Assignment =>
If a line in the records below contains "selected", copy that line.

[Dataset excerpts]
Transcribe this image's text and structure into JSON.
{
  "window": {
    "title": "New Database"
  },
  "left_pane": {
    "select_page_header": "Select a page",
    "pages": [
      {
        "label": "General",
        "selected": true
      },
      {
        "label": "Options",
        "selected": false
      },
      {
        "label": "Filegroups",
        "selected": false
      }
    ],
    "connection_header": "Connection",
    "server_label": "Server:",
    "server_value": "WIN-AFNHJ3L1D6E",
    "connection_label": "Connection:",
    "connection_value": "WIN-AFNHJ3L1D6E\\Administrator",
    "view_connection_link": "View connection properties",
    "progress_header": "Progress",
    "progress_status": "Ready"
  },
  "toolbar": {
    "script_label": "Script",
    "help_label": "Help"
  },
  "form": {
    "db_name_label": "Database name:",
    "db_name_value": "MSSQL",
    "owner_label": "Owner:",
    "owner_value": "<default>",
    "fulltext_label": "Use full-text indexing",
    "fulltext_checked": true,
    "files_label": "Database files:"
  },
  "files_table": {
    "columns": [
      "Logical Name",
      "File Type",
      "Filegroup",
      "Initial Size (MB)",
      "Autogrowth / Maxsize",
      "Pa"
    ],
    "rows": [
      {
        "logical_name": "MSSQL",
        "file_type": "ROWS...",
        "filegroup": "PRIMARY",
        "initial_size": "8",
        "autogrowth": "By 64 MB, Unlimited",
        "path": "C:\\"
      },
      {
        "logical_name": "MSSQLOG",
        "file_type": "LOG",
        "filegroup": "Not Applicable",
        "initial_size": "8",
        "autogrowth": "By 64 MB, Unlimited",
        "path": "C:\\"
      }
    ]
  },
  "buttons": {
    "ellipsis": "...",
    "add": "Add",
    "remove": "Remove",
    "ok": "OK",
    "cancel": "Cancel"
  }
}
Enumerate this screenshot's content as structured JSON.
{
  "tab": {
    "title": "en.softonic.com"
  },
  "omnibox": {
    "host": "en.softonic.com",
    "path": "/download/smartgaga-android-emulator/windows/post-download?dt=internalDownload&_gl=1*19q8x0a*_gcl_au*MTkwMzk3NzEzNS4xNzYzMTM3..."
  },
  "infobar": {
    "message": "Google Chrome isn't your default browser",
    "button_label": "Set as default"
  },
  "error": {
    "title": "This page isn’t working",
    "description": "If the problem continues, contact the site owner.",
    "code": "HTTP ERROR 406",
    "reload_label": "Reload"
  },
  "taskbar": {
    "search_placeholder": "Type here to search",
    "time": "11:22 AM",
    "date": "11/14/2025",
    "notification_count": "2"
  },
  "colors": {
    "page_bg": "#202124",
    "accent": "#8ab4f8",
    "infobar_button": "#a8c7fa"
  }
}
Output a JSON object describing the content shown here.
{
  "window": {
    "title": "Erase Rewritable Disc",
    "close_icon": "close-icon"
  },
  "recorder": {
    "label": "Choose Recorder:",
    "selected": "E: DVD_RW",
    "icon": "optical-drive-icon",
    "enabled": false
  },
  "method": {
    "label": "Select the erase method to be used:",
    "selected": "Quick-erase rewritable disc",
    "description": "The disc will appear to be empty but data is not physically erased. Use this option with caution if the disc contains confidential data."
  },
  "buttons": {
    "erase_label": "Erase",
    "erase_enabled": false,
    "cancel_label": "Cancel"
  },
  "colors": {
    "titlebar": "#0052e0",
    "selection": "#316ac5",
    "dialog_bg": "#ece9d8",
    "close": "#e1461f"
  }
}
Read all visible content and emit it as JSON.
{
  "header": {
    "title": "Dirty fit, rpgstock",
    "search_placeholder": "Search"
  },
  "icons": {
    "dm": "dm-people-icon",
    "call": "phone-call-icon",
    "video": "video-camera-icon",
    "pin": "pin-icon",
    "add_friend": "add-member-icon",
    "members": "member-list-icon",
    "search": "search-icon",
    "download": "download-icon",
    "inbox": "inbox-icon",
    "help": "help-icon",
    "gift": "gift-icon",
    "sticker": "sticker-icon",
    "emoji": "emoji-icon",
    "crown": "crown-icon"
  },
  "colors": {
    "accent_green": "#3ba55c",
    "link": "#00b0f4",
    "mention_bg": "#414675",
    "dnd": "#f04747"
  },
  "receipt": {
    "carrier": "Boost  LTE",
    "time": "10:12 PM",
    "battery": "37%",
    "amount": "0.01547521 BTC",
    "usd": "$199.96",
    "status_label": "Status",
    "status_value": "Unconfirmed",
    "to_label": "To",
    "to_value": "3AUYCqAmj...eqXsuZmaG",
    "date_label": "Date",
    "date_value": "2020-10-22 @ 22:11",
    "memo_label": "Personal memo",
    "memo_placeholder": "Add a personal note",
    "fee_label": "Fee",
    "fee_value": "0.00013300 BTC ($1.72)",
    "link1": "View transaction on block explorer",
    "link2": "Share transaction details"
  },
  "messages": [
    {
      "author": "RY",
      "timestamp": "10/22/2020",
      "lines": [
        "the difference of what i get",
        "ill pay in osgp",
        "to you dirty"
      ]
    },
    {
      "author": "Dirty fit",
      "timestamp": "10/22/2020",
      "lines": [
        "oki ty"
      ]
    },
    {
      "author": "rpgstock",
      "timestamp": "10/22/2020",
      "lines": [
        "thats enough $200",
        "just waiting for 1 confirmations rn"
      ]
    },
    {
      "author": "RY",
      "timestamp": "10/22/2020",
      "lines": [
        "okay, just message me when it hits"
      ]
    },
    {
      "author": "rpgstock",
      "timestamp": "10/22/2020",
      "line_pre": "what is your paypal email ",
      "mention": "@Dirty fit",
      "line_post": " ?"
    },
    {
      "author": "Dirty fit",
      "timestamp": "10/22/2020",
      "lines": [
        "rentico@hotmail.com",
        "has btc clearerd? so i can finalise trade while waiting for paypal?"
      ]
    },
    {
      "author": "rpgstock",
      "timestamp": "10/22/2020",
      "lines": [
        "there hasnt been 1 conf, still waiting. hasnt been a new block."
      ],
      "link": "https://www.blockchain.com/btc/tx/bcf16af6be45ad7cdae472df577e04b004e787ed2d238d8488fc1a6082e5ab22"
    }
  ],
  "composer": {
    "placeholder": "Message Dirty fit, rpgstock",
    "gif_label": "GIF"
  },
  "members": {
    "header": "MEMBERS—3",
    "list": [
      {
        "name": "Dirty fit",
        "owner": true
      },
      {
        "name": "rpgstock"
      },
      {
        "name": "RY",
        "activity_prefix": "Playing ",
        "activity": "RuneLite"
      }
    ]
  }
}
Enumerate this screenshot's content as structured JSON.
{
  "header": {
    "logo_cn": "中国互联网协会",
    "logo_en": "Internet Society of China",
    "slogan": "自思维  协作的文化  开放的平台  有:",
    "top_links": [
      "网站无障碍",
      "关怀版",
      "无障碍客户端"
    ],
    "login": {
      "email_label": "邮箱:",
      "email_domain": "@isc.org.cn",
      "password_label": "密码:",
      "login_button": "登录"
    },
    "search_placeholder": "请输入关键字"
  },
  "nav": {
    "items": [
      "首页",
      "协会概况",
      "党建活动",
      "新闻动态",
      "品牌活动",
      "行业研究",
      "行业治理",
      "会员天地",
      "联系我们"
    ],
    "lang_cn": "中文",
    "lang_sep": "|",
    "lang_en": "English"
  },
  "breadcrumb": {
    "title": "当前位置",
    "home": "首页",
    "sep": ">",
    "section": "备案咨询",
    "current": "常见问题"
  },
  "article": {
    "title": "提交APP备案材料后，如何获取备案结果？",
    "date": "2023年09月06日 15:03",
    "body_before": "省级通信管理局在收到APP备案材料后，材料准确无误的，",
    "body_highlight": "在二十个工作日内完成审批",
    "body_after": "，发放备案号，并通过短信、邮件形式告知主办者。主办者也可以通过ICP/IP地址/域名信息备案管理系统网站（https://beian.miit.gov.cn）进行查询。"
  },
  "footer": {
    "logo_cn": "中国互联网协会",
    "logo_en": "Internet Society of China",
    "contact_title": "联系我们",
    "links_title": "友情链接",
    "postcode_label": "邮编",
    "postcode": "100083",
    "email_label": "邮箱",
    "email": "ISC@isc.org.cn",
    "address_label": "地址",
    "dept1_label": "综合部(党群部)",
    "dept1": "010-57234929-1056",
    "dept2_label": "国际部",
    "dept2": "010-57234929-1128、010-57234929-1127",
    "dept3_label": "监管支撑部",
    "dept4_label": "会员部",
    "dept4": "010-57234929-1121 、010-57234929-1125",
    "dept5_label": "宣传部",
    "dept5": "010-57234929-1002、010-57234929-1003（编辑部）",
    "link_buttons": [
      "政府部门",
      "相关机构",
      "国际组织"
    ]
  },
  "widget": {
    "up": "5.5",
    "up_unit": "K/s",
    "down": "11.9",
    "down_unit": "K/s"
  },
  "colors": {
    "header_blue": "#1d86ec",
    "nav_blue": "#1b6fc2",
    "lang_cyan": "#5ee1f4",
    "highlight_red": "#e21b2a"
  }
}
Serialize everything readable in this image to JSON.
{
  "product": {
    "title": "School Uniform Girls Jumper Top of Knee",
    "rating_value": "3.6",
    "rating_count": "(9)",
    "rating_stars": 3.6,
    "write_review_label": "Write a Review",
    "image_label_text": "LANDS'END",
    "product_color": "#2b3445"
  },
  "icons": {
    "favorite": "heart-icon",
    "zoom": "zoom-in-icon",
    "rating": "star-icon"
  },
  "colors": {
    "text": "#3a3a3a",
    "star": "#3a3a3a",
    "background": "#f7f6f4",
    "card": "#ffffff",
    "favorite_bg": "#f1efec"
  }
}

Answer section =>
        "selected": true
        "selected": false
        "selected": false
    "selected": "E: DVD_RW",
    "selected": "Quick-erase rewritable disc",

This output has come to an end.